--- INPUT ---
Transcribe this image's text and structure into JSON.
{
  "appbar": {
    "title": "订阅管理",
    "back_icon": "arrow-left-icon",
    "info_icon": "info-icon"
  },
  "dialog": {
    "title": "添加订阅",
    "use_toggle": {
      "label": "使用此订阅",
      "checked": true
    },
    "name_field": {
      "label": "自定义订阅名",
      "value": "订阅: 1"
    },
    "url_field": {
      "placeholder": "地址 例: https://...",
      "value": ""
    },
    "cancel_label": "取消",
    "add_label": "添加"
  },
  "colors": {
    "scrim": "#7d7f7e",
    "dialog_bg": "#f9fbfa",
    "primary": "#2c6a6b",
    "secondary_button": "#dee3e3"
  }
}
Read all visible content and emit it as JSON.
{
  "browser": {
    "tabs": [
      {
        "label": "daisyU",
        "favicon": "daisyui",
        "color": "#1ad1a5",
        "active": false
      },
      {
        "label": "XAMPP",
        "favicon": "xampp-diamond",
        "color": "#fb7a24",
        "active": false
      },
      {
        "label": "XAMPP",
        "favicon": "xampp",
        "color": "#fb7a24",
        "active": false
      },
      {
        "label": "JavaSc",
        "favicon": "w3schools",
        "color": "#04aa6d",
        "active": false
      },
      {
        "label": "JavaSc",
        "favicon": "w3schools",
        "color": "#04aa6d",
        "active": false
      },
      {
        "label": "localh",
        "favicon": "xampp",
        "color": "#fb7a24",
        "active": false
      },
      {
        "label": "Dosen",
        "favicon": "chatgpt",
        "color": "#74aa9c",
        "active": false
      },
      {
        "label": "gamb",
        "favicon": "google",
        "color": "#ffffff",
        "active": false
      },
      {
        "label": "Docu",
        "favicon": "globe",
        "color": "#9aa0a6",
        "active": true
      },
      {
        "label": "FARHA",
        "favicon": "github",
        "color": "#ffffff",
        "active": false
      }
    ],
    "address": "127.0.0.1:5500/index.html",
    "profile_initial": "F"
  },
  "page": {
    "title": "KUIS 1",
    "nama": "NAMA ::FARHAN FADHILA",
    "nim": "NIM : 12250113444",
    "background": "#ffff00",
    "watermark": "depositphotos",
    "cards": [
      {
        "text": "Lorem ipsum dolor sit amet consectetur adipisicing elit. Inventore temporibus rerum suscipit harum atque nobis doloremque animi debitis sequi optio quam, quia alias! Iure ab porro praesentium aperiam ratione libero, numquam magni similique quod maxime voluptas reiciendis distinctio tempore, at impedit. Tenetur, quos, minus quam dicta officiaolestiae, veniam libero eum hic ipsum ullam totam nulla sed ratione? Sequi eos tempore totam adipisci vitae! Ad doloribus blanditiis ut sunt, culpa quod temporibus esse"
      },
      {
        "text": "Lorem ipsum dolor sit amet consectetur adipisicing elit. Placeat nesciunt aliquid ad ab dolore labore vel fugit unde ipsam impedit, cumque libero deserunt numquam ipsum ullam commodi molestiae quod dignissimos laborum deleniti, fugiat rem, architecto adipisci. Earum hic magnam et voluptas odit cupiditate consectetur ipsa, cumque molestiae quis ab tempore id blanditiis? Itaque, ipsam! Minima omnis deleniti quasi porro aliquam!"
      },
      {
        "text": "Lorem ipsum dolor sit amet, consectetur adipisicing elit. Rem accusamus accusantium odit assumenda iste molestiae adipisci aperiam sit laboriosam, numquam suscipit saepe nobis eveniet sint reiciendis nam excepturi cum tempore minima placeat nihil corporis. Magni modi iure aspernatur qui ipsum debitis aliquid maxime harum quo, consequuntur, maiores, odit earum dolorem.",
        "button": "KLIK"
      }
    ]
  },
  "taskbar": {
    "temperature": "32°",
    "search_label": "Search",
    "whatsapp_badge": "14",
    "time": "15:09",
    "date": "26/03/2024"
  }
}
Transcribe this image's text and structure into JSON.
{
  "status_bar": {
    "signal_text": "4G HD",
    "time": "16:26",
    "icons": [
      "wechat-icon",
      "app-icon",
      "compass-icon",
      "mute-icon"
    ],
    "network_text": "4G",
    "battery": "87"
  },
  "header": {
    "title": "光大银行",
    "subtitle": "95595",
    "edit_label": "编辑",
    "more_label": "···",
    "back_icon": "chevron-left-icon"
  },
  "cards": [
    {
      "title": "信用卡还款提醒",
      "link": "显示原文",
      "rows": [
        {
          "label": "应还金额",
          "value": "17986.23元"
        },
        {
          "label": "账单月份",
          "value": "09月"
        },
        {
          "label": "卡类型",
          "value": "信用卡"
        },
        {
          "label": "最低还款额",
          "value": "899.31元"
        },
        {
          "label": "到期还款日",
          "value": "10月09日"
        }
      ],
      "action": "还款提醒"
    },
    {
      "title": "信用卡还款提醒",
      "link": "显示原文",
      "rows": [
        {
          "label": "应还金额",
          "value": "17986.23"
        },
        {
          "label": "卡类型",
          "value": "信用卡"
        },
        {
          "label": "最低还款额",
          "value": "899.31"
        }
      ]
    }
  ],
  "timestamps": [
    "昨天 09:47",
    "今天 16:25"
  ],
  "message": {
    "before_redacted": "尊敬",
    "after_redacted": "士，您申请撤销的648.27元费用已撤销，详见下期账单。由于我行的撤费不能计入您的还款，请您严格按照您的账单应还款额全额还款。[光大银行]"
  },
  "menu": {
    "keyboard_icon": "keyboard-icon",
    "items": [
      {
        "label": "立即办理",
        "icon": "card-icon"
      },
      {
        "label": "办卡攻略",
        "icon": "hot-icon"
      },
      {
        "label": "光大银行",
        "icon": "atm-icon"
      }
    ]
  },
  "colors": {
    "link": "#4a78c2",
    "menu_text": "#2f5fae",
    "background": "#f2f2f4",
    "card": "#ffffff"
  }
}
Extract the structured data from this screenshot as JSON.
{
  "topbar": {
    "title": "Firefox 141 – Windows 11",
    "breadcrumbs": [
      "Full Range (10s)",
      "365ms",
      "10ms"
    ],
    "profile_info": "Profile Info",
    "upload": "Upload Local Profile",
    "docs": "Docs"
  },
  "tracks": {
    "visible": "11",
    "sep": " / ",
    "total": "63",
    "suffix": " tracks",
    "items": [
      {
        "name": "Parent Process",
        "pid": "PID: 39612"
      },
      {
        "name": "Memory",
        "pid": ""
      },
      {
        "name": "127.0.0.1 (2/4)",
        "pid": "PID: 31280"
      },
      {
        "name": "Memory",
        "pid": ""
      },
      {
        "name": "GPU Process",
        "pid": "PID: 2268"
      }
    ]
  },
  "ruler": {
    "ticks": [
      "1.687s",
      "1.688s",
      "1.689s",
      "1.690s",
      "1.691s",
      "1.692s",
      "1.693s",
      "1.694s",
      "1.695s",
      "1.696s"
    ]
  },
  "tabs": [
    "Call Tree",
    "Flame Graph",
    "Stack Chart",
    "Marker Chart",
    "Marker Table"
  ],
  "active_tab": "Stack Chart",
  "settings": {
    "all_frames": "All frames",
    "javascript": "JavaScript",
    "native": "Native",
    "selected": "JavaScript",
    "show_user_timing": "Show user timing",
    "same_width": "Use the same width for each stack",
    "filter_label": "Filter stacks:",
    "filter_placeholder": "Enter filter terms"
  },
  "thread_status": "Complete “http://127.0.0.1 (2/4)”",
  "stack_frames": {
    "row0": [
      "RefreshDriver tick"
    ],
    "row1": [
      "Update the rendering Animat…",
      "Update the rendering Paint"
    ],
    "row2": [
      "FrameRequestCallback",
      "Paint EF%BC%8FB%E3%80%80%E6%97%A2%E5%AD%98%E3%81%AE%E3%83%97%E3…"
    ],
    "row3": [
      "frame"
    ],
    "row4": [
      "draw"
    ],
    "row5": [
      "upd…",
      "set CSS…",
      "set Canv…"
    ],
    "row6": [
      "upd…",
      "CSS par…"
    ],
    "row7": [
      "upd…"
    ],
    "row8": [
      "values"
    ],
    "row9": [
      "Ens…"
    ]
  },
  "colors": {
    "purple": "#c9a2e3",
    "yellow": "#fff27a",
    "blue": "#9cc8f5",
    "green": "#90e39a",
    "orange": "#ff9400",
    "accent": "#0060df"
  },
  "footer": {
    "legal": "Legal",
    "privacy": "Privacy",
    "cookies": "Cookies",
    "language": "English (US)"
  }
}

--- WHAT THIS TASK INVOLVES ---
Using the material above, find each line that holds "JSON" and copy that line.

--- ANSWER BOX ---
Transcribe this image's text and structure into JSON.
Read all visible content and emit it as JSON.
Transcribe this image's text and structure into JSON.
Extract the structured data from this screenshot as JSON.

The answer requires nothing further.